Directions for this task
For each record that follows, restate the text exactly and drop the pictures.

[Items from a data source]
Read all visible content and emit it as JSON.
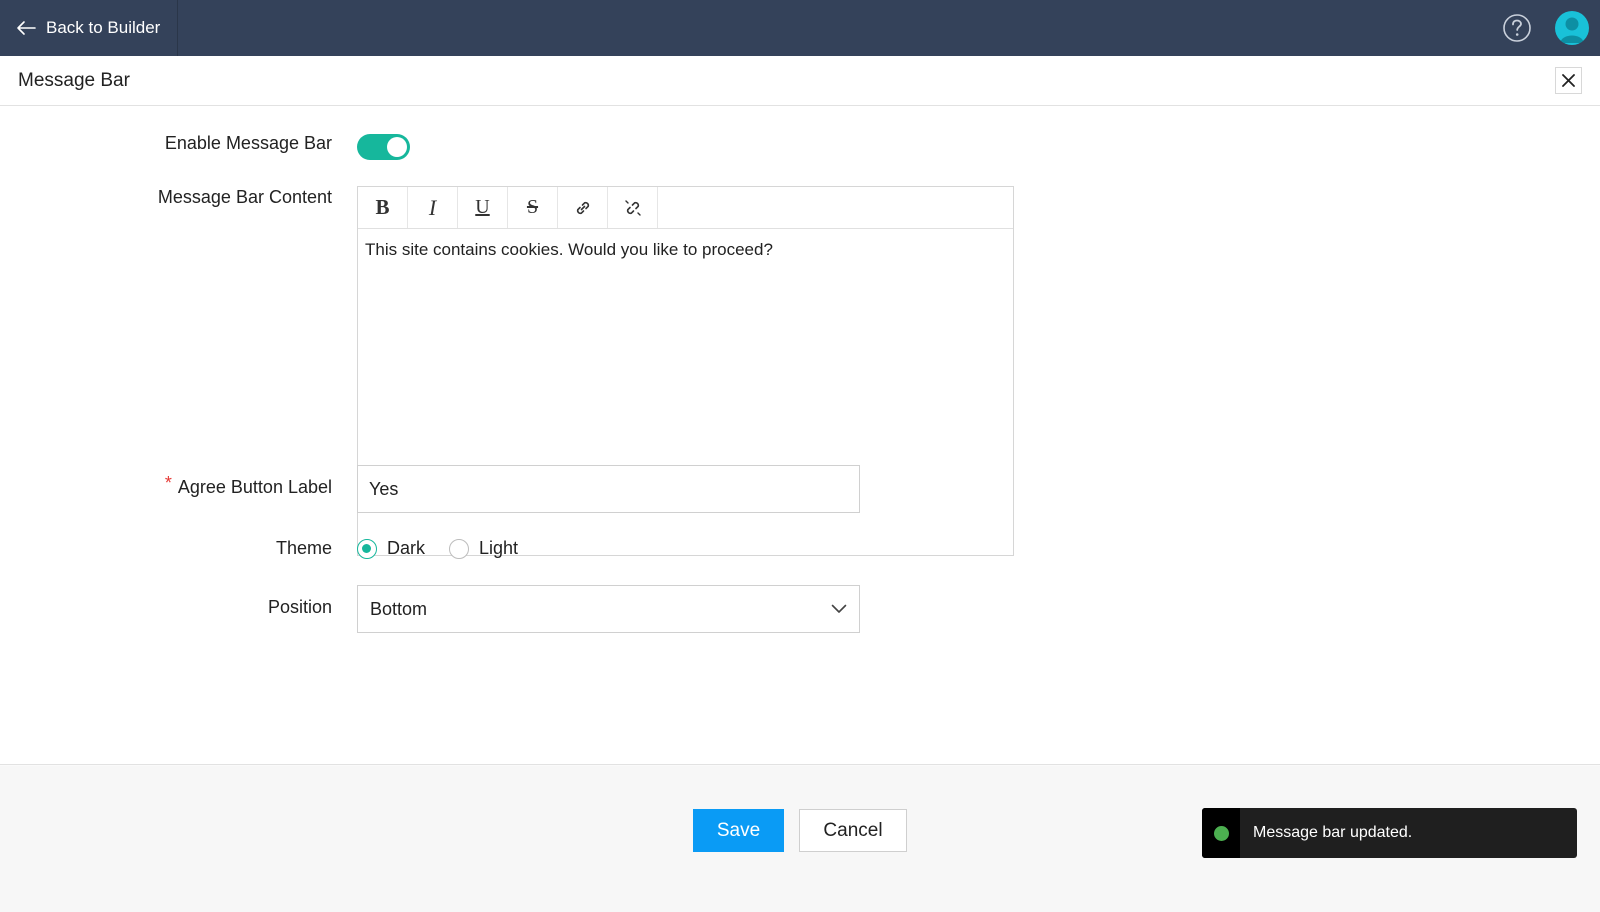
{
  "topbar": {
    "back_label": "Back to Builder"
  },
  "panel": {
    "title": "Message Bar"
  },
  "form": {
    "enable_label": "Enable Message Bar",
    "enable_on": true,
    "content_label": "Message Bar Content",
    "content_text": "This site contains cookies. Would you like to proceed?",
    "toolbar": [
      "B",
      "I",
      "U",
      "S"
    ],
    "agree_label": "Agree Button Label",
    "required_mark": "*",
    "agree_value": "Yes",
    "theme_label": "Theme",
    "theme_options": [
      "Dark",
      "Light"
    ],
    "theme_selected": "Dark",
    "position_label": "Position",
    "position_value": "Bottom"
  },
  "footer": {
    "save_label": "Save",
    "cancel_label": "Cancel"
  },
  "toast": {
    "message": "Message bar updated."
  },
  "colors": {
    "topbar": "#34425a",
    "accent": "#16b79c",
    "primary": "#0a9bf5",
    "toast_bg": "#1f1f1f",
    "toast_dot": "#4caf50"
  }
}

Result of the exercise
Read all visible content and emit it as JSON.
{
  "topbar": {
    "back_label": "Back to Builder"
  },
  "panel": {
    "title": "Message Bar"
  },
  "form": {
    "enable_label": "Enable Message Bar",
    "enable_on": true,
    "content_label": "Message Bar Content",
    "content_text": "This site contains cookies. Would you like to proceed?",
    "toolbar": [
      "B",
      "I",
      "U",
      "S"
    ],
    "agree_label": "Agree Button Label",
    "required_mark": "*",
    "agree_value": "Yes",
    "theme_label": "Theme",
    "theme_options": [
      "Dark",
      "Light"
    ],
    "theme_selected": "Dark",
    "position_label": "Position",
    "position_value": "Bottom"
  },
  "footer": {
    "save_label": "Save",
    "cancel_label": "Cancel"
  },
  "toast": {
    "message": "Message bar updated."
  },
  "colors": {
    "topbar": "#34425a",
    "accent": "#16b79c",
    "primary": "#0a9bf5",
    "toast_bg": "#1f1f1f",
    "toast_dot": "#4caf50"
  }
}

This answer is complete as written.